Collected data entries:
::::::::::

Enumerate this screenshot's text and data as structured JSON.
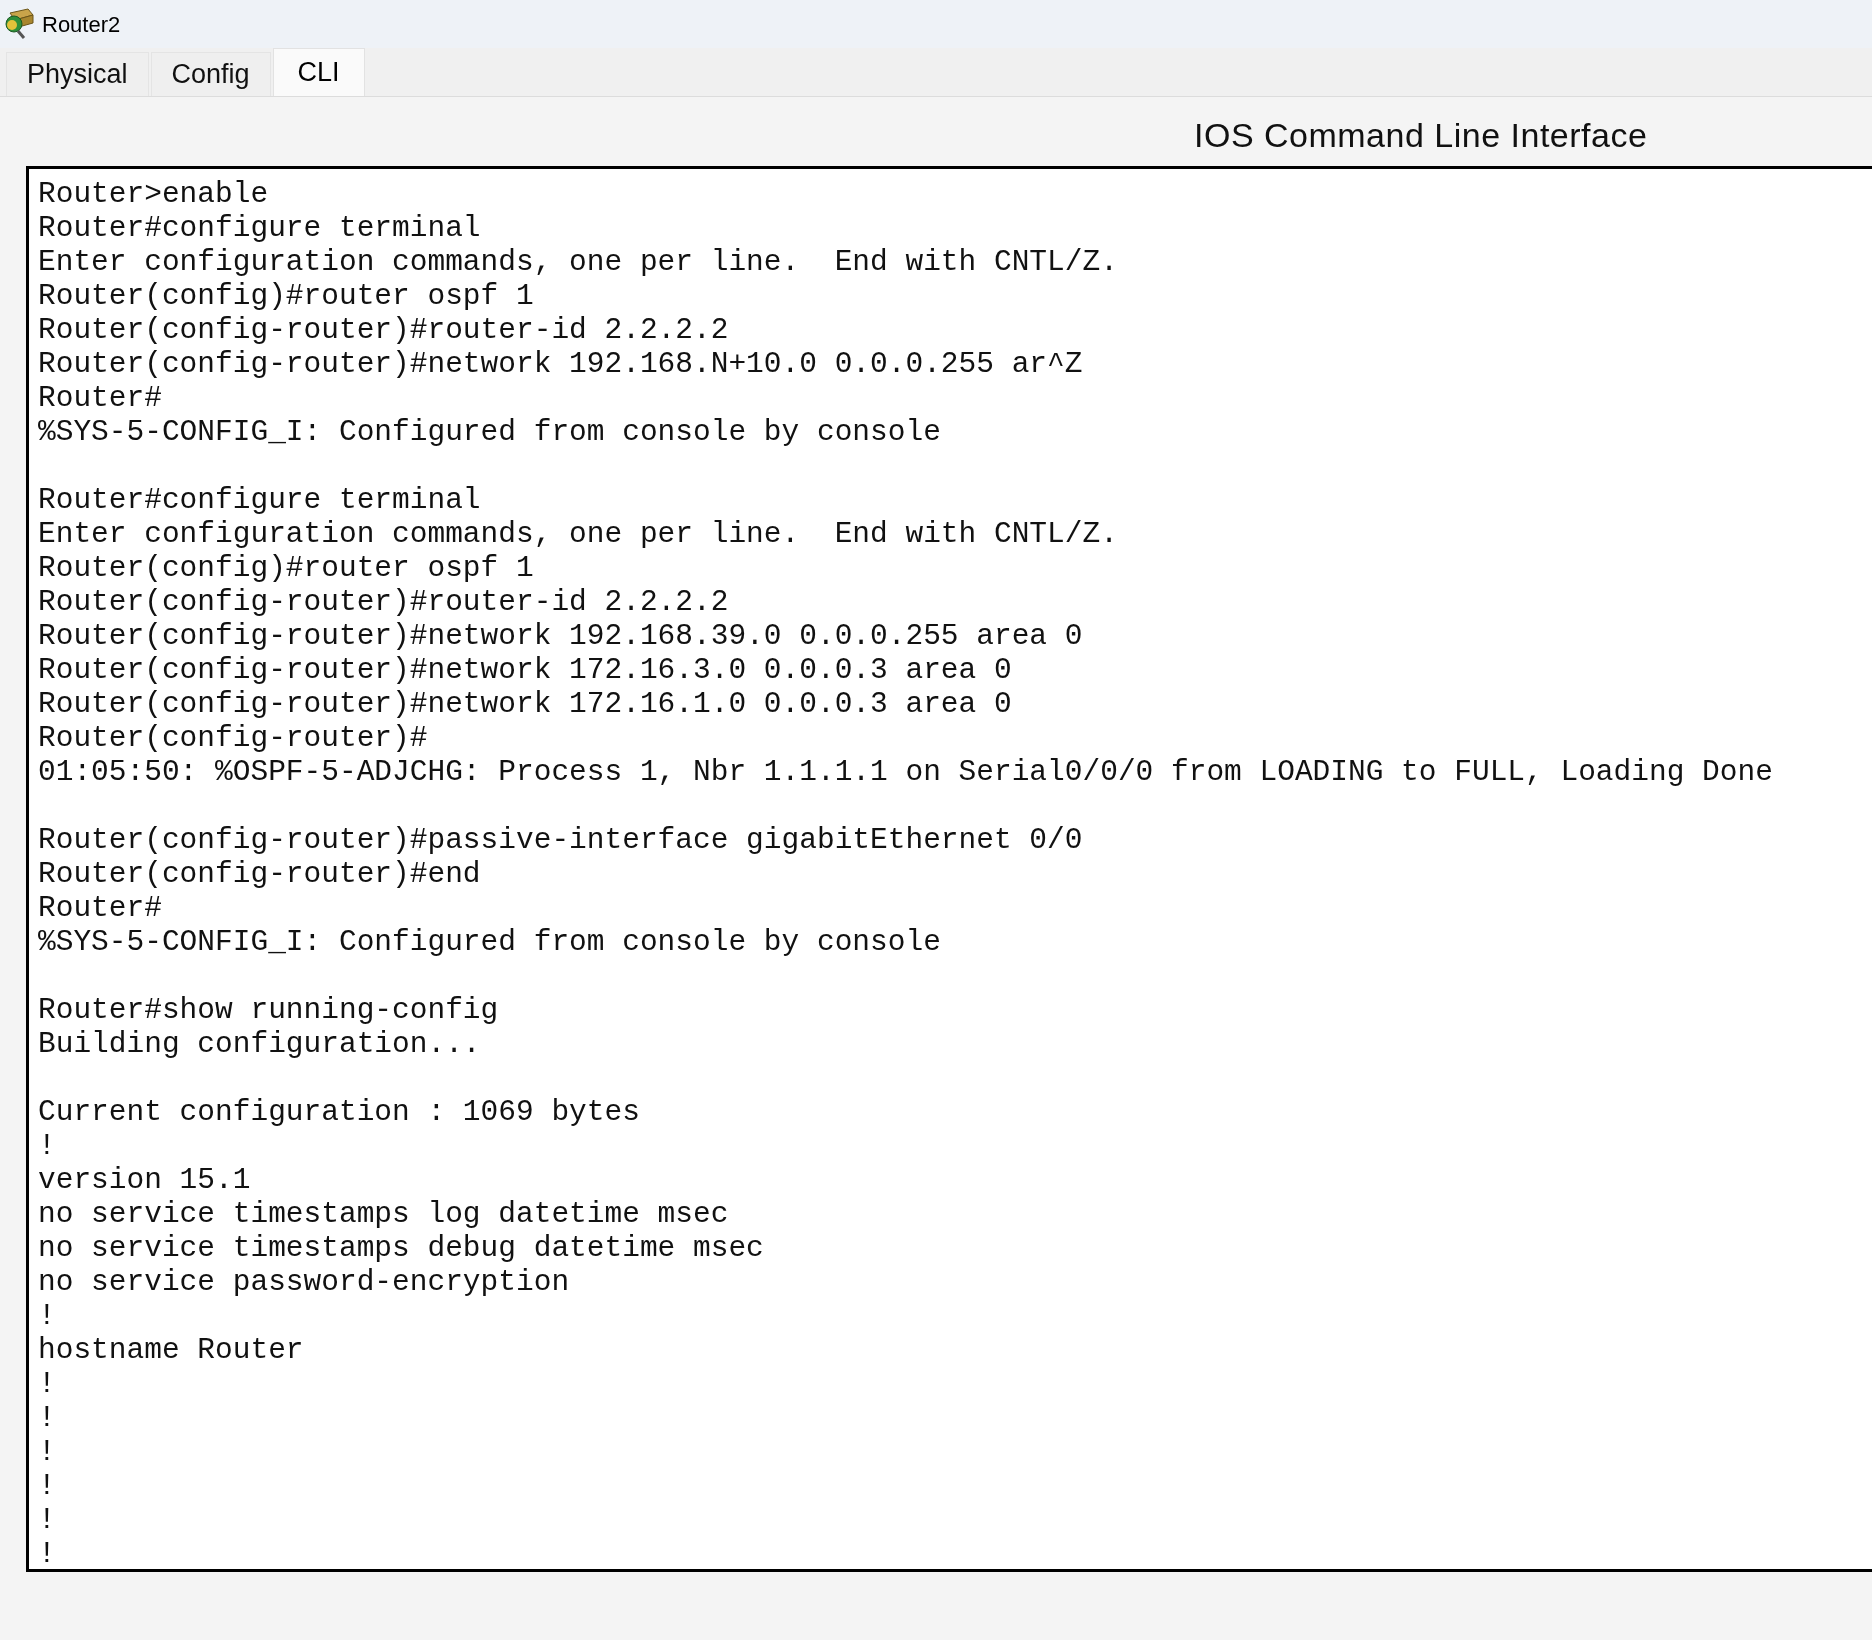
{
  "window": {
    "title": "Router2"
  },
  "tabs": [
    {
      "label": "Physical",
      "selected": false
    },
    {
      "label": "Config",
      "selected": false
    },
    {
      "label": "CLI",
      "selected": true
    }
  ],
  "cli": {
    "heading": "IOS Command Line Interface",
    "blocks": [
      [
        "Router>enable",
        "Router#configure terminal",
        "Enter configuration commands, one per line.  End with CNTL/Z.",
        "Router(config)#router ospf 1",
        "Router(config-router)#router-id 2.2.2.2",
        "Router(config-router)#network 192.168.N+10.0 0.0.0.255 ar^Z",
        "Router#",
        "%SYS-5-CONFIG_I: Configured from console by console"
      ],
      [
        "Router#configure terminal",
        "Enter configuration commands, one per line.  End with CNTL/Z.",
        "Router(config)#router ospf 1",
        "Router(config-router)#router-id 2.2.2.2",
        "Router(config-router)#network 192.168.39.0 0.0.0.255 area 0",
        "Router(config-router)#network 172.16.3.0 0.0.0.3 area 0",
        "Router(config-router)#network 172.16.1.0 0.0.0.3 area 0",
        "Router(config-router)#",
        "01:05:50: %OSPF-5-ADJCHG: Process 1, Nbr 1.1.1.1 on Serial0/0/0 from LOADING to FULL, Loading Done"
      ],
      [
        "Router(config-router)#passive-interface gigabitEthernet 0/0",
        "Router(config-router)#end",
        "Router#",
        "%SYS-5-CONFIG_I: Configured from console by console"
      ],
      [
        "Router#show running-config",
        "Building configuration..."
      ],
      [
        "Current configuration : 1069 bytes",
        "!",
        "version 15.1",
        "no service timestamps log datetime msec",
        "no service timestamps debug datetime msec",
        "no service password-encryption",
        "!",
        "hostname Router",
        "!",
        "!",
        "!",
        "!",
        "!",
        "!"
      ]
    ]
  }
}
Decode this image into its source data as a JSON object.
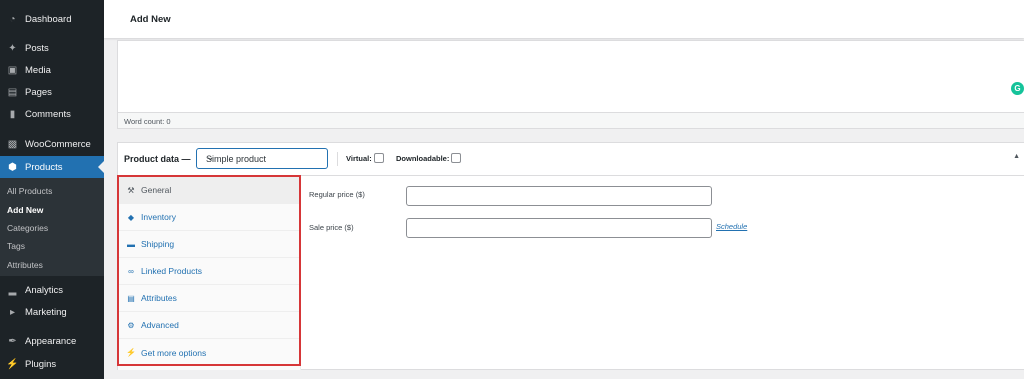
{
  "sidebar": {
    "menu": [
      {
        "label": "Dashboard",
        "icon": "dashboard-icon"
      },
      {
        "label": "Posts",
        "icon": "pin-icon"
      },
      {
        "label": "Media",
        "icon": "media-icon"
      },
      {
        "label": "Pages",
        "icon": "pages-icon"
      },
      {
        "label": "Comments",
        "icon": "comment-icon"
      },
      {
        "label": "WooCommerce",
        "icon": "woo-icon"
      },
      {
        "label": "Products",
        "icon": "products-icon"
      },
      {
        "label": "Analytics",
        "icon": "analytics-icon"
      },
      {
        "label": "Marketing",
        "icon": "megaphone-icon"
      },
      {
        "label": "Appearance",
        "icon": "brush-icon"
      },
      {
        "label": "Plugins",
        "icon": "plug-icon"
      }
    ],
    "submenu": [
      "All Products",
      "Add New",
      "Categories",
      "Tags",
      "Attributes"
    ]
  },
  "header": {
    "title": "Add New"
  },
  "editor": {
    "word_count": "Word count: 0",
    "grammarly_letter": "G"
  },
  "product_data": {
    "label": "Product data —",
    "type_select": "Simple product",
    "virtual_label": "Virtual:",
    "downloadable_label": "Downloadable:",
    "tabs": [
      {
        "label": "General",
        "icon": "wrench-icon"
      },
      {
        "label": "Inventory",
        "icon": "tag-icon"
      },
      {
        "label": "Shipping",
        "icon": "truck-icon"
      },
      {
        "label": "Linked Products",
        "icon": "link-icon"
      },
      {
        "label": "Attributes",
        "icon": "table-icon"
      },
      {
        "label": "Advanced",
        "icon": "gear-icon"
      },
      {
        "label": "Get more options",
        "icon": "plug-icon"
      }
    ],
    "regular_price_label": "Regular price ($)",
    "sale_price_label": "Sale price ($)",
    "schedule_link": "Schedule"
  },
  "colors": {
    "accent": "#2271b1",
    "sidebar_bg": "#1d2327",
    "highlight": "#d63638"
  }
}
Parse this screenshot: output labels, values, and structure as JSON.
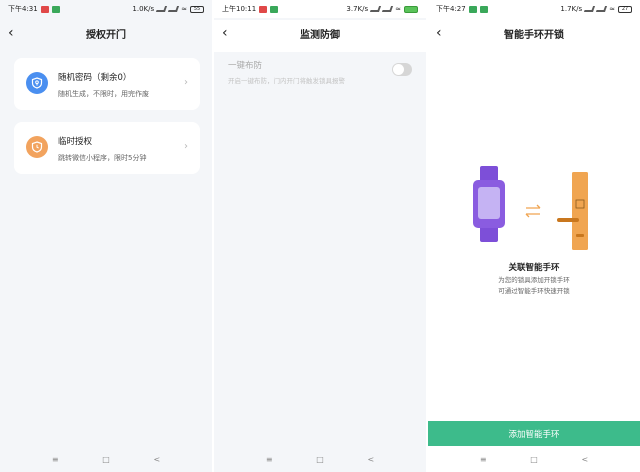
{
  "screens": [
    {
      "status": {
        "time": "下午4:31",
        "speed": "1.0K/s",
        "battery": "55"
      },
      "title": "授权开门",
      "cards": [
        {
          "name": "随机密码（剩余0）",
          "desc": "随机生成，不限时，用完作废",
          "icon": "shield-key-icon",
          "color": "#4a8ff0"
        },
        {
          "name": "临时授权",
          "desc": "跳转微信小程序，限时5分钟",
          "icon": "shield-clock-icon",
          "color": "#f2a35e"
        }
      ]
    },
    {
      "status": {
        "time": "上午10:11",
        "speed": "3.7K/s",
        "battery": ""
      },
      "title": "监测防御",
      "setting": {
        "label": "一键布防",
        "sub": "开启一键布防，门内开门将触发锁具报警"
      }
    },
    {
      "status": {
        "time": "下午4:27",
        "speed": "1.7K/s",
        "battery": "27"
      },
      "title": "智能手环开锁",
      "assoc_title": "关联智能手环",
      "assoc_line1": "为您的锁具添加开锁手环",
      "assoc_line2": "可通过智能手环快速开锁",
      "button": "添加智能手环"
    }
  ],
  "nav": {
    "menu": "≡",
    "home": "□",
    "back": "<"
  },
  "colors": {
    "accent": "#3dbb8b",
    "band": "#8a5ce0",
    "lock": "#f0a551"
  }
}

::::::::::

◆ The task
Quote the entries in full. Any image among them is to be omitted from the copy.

◆ Reply
Enumerate this screenshot's text and data as structured JSON.
{
  "window": {
    "title": "Router2"
  },
  "tabs": [
    {
      "label": "Physical",
      "selected": false
    },
    {
      "label": "Config",
      "selected": false
    },
    {
      "label": "CLI",
      "selected": true
    }
  ],
  "cli": {
    "heading": "IOS Command Line Interface",
    "blocks": [
      [
        "Router>enable",
        "Router#configure terminal",
        "Enter configuration commands, one per line.  End with CNTL/Z.",
        "Router(config)#router ospf 1",
        "Router(config-router)#router-id 2.2.2.2",
        "Router(config-router)#network 192.168.N+10.0 0.0.0.255 ar^Z",
        "Router#",
        "%SYS-5-CONFIG_I: Configured from console by console"
      ],
      [
        "Router#configure terminal",
        "Enter configuration commands, one per line.  End with CNTL/Z.",
        "Router(config)#router ospf 1",
        "Router(config-router)#router-id 2.2.2.2",
        "Router(config-router)#network 192.168.39.0 0.0.0.255 area 0",
        "Router(config-router)#network 172.16.3.0 0.0.0.3 area 0",
        "Router(config-router)#network 172.16.1.0 0.0.0.3 area 0",
        "Router(config-router)#",
        "01:05:50: %OSPF-5-ADJCHG: Process 1, Nbr 1.1.1.1 on Serial0/0/0 from LOADING to FULL, Loading Done"
      ],
      [
        "Router(config-router)#passive-interface gigabitEthernet 0/0",
        "Router(config-router)#end",
        "Router#",
        "%SYS-5-CONFIG_I: Configured from console by console"
      ],
      [
        "Router#show running-config",
        "Building configuration..."
      ],
      [
        "Current configuration : 1069 bytes",
        "!",
        "version 15.1",
        "no service timestamps log datetime msec",
        "no service timestamps debug datetime msec",
        "no service password-encryption",
        "!",
        "hostname Router",
        "!",
        "!",
        "!",
        "!",
        "!",
        "!"
      ]
    ]
  }
}
Decode this image into its source data as a JSON object.
{
  "sidebar": {
    "menu": [
      {
        "label": "Dashboard",
        "icon": "dashboard-icon"
      },
      {
        "label": "Posts",
        "icon": "pin-icon"
      },
      {
        "label": "Media",
        "icon": "media-icon"
      },
      {
        "label": "Pages",
        "icon": "pages-icon"
      },
      {
        "label": "Comments",
        "icon": "comment-icon"
      },
      {
        "label": "WooCommerce",
        "icon": "woo-icon"
      },
      {
        "label": "Products",
        "icon": "products-icon"
      },
      {
        "label": "Analytics",
        "icon": "analytics-icon"
      },
      {
        "label": "Marketing",
        "icon": "megaphone-icon"
      },
      {
        "label": "Appearance",
        "icon": "brush-icon"
      },
      {
        "label": "Plugins",
        "icon": "plug-icon"
      }
    ],
    "submenu": [
      "All Products",
      "Add New",
      "Categories",
      "Tags",
      "Attributes"
    ]
  },
  "header": {
    "title": "Add New"
  },
  "editor": {
    "word_count": "Word count: 0",
    "grammarly_letter": "G"
  },
  "product_data": {
    "label": "Product data —",
    "type_select": "Simple product",
    "virtual_label": "Virtual:",
    "downloadable_label": "Downloadable:",
    "tabs": [
      {
        "label": "General",
        "icon": "wrench-icon"
      },
      {
        "label": "Inventory",
        "icon": "tag-icon"
      },
      {
        "label": "Shipping",
        "icon": "truck-icon"
      },
      {
        "label": "Linked Products",
        "icon": "link-icon"
      },
      {
        "label": "Attributes",
        "icon": "table-icon"
      },
      {
        "label": "Advanced",
        "icon": "gear-icon"
      },
      {
        "label": "Get more options",
        "icon": "plug-icon"
      }
    ],
    "regular_price_label": "Regular price ($)",
    "sale_price_label": "Sale price ($)",
    "schedule_link": "Schedule"
  },
  "colors": {
    "accent": "#2271b1",
    "sidebar_bg": "#1d2327",
    "highlight": "#d63638"
  }
}
Parse this screenshot: output labels, values, and structure as JSON.
{
  "screens": [
    {
      "status": {
        "time": "下午4:31",
        "speed": "1.0K/s",
        "battery": "55"
      },
      "title": "授权开门",
      "cards": [
        {
          "name": "随机密码（剩余0）",
          "desc": "随机生成，不限时，用完作废",
          "icon": "shield-key-icon",
          "color": "#4a8ff0"
        },
        {
          "name": "临时授权",
          "desc": "跳转微信小程序，限时5分钟",
          "icon": "shield-clock-icon",
          "color": "#f2a35e"
        }
      ]
    },
    {
      "status": {
        "time": "上午10:11",
        "speed": "3.7K/s",
        "battery": ""
      },
      "title": "监测防御",
      "setting": {
        "label": "一键布防",
        "sub": "开启一键布防，门内开门将触发锁具报警"
      }
    },
    {
      "status": {
        "time": "下午4:27",
        "speed": "1.7K/s",
        "battery": "27"
      },
      "title": "智能手环开锁",
      "assoc_title": "关联智能手环",
      "assoc_line1": "为您的锁具添加开锁手环",
      "assoc_line2": "可通过智能手环快速开锁",
      "button": "添加智能手环"
    }
  ],
  "nav": {
    "menu": "≡",
    "home": "□",
    "back": "<"
  },
  "colors": {
    "accent": "#3dbb8b",
    "band": "#8a5ce0",
    "lock": "#f0a551"
  }
}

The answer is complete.